Architecture, Engineering, and Construction (AEC) companies are facing a decision: How to proceed forward in an economy where efficiency, cost management, and risk management are key? Historically, the AEC industry suffers from inefficiencies and difficulties founded in miscommunication as they deal with siloed departments and offices that use various systems to support daily functions. This produces a number of problems that have a direct impact on bottom lines, including:
Currently the engineering and construction industries are poised on the brink of a digital transformation that can not only help improve project time, quality, and safety, but also lower overall costs throughout the project lifecycle while increasing efficiency and productivity. Currently many engineering companies are struggling with thin margins, unable to finance the cost of IT talent that will help launch the required digital technologies and optimized business models they need.
Only one thing was certain over the last year — and that was that change is constant. Across all industries, changes wrought by the ongoing pandemic brought great challenges, but also unexpected opportunities. And nowhere was this more evident than in the manufacturing industry, where according to one survey, nearly all players saw their business suffering long-term effects from the pandemic. In response to these changes, however, 91% of manufacturers have increased their interest — and investment — in digital technologies to fuel a transformation.
The last school year was one of the most impactful in higher education history. And the ongoing coronavirus pandemic continues to disrupt learning as colleges and universities continue to adjust to new health and safety strategies set forth by the government. The pandemic crisis forced educational organizations to pivot swiftly to keep both students and faculty apprised of ongoing changes, underscoring the importance of communication in this industry.

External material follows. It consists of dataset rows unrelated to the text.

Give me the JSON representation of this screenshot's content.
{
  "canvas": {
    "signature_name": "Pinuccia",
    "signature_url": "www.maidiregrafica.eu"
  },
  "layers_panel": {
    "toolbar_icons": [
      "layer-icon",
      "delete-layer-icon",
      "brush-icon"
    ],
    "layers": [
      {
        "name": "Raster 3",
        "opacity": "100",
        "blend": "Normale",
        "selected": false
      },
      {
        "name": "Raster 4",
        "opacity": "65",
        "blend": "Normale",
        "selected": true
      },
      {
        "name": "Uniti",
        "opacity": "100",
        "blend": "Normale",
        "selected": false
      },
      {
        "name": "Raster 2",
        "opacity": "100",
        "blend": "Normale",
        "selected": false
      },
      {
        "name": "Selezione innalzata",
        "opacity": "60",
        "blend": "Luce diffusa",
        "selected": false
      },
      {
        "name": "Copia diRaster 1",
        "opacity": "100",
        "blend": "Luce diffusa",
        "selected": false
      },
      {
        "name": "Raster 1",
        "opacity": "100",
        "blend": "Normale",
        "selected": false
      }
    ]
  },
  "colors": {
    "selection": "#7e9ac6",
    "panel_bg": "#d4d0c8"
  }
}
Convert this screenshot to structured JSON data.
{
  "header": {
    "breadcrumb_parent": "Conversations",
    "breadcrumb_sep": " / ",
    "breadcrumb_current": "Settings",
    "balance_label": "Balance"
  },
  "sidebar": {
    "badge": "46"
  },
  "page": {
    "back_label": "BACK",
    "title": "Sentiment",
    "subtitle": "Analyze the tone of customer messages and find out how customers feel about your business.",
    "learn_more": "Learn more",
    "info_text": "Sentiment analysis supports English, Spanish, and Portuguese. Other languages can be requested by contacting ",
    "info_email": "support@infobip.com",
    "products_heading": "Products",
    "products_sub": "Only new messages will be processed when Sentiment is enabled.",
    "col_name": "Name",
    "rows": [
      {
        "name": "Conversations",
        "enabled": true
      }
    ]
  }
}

Hackers are targeting healthcare operations — and nursing homes in particular — to disrupt operations and force payouts to ransomware demands. By locking up access to electronic health records (EHRs), malicious actors can interfere with critical care, billing, the processing of test results, and more — all of which can be devastating to the nursing home and the patients they serve. In fact, any element of operations that is tied to IT-based infrastructure is at risk, so even phone systems, accounting functions, and building access and security can be shut down.

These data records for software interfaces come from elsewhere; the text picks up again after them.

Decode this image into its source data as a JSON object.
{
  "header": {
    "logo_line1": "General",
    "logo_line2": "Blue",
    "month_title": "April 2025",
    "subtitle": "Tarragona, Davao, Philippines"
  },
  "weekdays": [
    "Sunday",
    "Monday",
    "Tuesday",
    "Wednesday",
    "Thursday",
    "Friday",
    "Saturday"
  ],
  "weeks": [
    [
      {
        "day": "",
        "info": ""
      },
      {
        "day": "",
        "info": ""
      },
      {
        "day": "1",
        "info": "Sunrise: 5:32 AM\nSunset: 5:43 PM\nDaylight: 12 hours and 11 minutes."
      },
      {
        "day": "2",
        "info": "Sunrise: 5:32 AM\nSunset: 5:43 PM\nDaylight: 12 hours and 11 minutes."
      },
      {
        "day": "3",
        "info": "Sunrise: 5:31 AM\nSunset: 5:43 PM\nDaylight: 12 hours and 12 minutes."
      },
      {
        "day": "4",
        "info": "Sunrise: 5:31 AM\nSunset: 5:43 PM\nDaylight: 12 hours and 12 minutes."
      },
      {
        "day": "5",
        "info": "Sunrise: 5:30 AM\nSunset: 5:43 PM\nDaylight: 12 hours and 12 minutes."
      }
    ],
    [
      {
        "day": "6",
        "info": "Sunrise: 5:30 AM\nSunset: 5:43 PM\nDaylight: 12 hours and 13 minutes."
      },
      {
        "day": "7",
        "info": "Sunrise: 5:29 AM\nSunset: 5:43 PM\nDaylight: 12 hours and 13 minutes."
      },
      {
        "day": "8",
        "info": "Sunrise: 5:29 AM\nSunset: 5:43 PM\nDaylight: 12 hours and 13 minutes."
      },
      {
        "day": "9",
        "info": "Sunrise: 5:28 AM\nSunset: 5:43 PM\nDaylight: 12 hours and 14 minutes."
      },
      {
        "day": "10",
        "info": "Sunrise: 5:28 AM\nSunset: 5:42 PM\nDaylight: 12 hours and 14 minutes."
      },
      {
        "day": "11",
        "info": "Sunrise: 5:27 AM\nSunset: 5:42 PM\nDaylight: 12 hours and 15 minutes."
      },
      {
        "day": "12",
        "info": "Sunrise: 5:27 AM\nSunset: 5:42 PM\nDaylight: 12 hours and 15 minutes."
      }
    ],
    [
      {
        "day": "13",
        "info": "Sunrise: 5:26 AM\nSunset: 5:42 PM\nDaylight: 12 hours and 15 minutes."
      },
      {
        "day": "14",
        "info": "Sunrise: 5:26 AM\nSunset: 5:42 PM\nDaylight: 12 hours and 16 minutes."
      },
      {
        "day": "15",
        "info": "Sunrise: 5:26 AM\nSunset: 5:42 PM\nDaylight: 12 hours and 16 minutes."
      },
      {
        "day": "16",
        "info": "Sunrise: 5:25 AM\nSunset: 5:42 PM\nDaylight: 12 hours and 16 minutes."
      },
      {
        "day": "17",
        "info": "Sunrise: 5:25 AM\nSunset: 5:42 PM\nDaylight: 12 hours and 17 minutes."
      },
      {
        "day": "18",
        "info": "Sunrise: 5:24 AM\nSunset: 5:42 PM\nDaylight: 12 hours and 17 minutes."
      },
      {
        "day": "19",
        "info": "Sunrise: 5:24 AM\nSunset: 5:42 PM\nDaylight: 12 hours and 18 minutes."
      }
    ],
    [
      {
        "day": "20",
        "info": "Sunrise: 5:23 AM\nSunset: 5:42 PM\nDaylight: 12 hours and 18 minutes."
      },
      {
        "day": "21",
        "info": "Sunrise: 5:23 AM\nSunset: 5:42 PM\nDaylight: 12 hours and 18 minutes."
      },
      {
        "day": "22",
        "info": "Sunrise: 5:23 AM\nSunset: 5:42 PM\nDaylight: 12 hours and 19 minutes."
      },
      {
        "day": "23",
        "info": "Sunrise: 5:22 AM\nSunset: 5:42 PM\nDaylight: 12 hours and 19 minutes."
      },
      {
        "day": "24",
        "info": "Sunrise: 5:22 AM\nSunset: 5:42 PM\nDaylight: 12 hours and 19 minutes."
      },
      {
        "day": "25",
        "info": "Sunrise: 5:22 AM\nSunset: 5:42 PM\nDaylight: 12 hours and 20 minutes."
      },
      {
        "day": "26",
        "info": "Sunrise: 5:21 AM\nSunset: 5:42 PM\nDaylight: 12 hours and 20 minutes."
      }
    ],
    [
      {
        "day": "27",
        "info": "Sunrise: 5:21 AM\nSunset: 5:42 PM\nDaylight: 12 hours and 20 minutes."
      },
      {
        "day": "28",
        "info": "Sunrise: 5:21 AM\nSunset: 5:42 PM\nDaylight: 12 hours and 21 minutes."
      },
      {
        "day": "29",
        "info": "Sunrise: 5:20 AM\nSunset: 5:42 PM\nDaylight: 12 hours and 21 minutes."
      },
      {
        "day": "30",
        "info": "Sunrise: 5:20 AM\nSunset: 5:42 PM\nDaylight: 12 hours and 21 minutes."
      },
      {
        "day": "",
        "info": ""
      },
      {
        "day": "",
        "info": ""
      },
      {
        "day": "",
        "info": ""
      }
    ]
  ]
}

The news is full of disasters in recent years. From the ongoing pandemic to natural disasters like floods, fires, and hurricanes, not to mention the threat of data breaches are affecting small businesses across the nation.

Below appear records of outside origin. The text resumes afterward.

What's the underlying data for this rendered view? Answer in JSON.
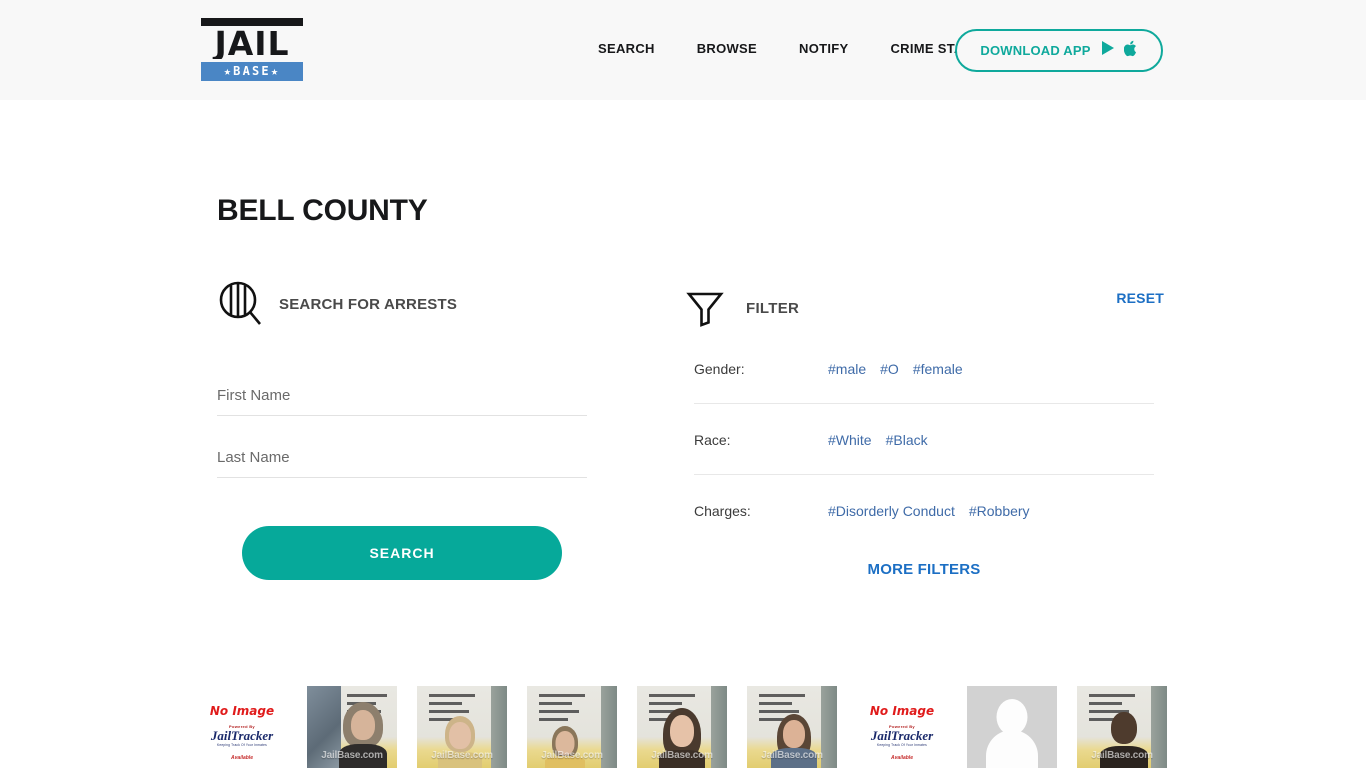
{
  "header": {
    "logo": {
      "bar": "",
      "top_text": "JAIL",
      "bottom_text": "★BASE★"
    },
    "nav": [
      {
        "label": "SEARCH",
        "name": "nav-search"
      },
      {
        "label": "BROWSE",
        "name": "nav-browse"
      },
      {
        "label": "NOTIFY",
        "name": "nav-notify"
      },
      {
        "label": "CRIME STATS",
        "name": "nav-crime-stats"
      }
    ],
    "download_button": {
      "label": "DOWNLOAD APP",
      "icons": [
        "google-play-icon",
        "apple-icon"
      ],
      "accent_color": "#0fa99c"
    }
  },
  "page": {
    "title": "BELL COUNTY"
  },
  "search": {
    "icon": "jail-bars-magnifier-icon",
    "heading": "SEARCH FOR ARRESTS",
    "first_name": {
      "value": "",
      "placeholder": "First Name"
    },
    "last_name": {
      "value": "",
      "placeholder": "Last Name"
    },
    "submit_label": "SEARCH",
    "button_color": "#06a99a"
  },
  "filter": {
    "icon": "funnel-icon",
    "heading": "FILTER",
    "reset_label": "RESET",
    "link_color": "#1c6fc4",
    "tag_color": "#3f6ba8",
    "rows": [
      {
        "label": "Gender:",
        "tags": [
          "#male",
          "#O",
          "#female"
        ]
      },
      {
        "label": "Race:",
        "tags": [
          "#White",
          "#Black"
        ]
      },
      {
        "label": "Charges:",
        "tags": [
          "#Disorderly Conduct",
          "#Robbery"
        ]
      }
    ],
    "more_filters_label": "MORE FILTERS"
  },
  "thumbnails": {
    "watermark": "JailBase.com",
    "no_image": {
      "title": "No Image",
      "powered_by": "Powered By",
      "brand": "JailTracker",
      "brand_sub": "Keeping Track Of Your Inmates",
      "footer": "Available"
    },
    "items": [
      {
        "type": "no-image",
        "name": "thumbnail-no-image-1"
      },
      {
        "type": "mugshot",
        "name": "thumbnail-mugshot-2"
      },
      {
        "type": "mugshot",
        "name": "thumbnail-mugshot-3"
      },
      {
        "type": "mugshot",
        "name": "thumbnail-mugshot-4"
      },
      {
        "type": "mugshot",
        "name": "thumbnail-mugshot-5"
      },
      {
        "type": "mugshot",
        "name": "thumbnail-mugshot-6"
      },
      {
        "type": "no-image",
        "name": "thumbnail-no-image-7"
      },
      {
        "type": "avatar-placeholder",
        "name": "thumbnail-avatar-placeholder-8"
      },
      {
        "type": "mugshot",
        "name": "thumbnail-mugshot-9"
      }
    ]
  }
}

Last year was a tough year for gamblers — and casino owners — as social distancing, mask mandates, and other health and safety precautions took their toll. In fact, revenues in the gaming industry dropped a whopping 25.2% in an incredible decline from 2019 to 2020.
With cyberattacks skyrocketing, more companies are taking a closer look at their cybersecurity practices to ensure their data is protected. Small businesses are particularly at risk, with 43% of attacks aimed at them, in part due to their lack of resources to defend against malicious actors. Complicating the issue is the continuing coronavirus pandemic, which has forced many businesses to rely on remote workers or a hybrid office environment to survive — broadening the attack landscape significantly.
Companies need to understand that today’s multifunction devices are more sophisticated than older generation printers are. In many ways, new multifunction printers are just like computers. Since the use of company networks became widespread in the 1990s, connecting and sharing a printer became easier than ever before. These devices now help companies to streamline their print workflows and maintain a productive office environment, but it could also pose a risk to operations.